|This celebrity came through Haneda|
airport just hours ahead of us.
Immigration and customs are a chore, and yet as we passed through immigration at Haneda airport, we emerged with our Japan residence cards...eliminating a lengthy errand from an even more lengthy list of must-do items for the newly arrived.
We are starting over. Starting over usually means you start small and build up, and that's our story this time around. Our apartment is sparsely furnished with temporary bedding, a dining room table, and small couch. We eat using borrowed dishes and utensils, and dry off with hand-me-down towels after bathing. Our pantry contains at most a 2-day supply of groceries, since we are still discovering the local markets and stores.
Before you feel too sorry over this "minimalist" existence, I must add that Stew is posting regularly on Facebook, and Lissa on this blog, thanks to a tethered connection to Stew's I-phone (version 5). We are, after all, carving out our new existence in Techno-Mecca!
|The Apple Store in|
Jenna and Heather are sailing through these early days like champs. They haven't complained about sleeping on the floor on the thin futons. They are gamely sampling Japanese food everywhere we go, and they eagerly anticipate a visit to their new school where they start class on Jan. 21st. They did suffer a dose of jet lag, waking up at 4:00 a.m. on the second day here, but they slept in until 8:00 the third morning and have been fine ever since.
We hit the ground running, eager to explore our new city. Each day we've gone out to try something new, and to get more items checked off of that list. After obtaining refillable bus and train cards, we've ridden both, including taking the train into downtown Tokyo. The challenge of getting around a new city energizes us. It also meant we made a couple of missteps in the train station, heading down a corridor toward the subway instead of the light rail. Our cards suddenly activated an angry-sounding "reject" beep, which stopped us cold. We uttered a sheepish "Sumi masen" ("I'm sorry") to the Japanese gate guard, and he cleared our malfunctioning cards so that we could continue on our way....the right way.
|Enjoying Sukiyaki and other traditional Japanese favorites|
Tokyo has a bit of a Hong Kong-feel to it, which makes our newest landing pad seem "familiar enough" without intimidating us. We are having fun observing our new surroundings through the lens of 8 years of life on Mainland China. We must definitely make some adjustments before we run afoul of Japan's Politeness Protocol. For example, cell phones are turned on "silent" on trains and public buses.

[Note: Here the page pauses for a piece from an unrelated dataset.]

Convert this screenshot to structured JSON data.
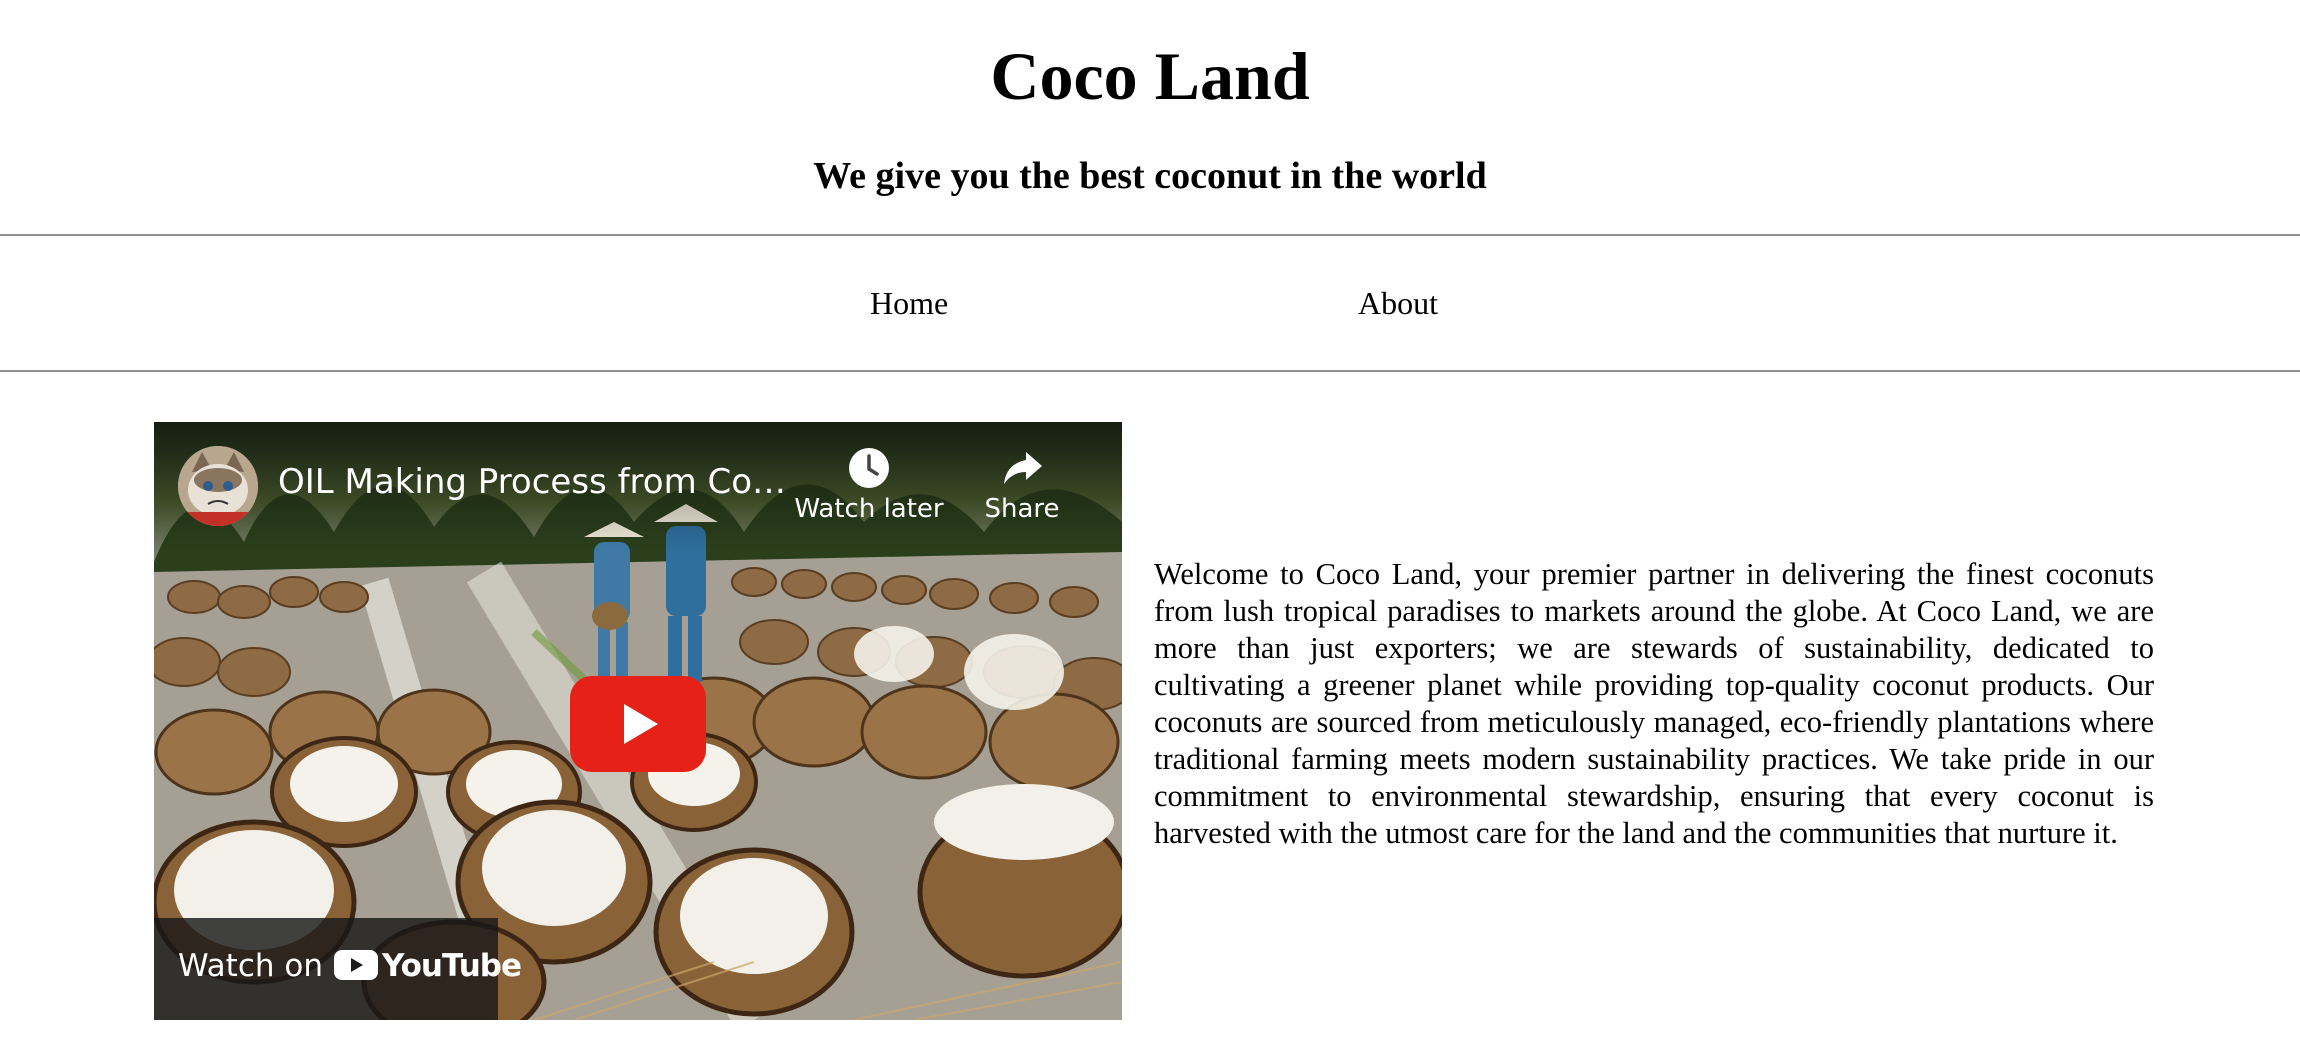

Riders as well are nearly silent during their commutes, and Jenna has chided us more than once for talking too loud.
We have seen more Starbucks coffee shops in 5 days than we did in 8 years in China. The streets are immaculate. Curious locals will discreetly peer at us (and turn away if spotted), compared to the wide-eyed gaping and gawking of the mainlanders. We are slowly learning how to separate our trash into 3 separate bins for recycling, instead of tossing it all into one bag for the neighborhood trash collectors to sort through. The pigeons here are very plump and healthy, instead of being served up on a mainlander's dinner plate.
We are also very weary and tired. The initial days/weeks in a new country are exhausting as we find ourselves overwhelmed by the responsibilities of starting over. We are truly "in over our heads", and yet we couldn't be happier.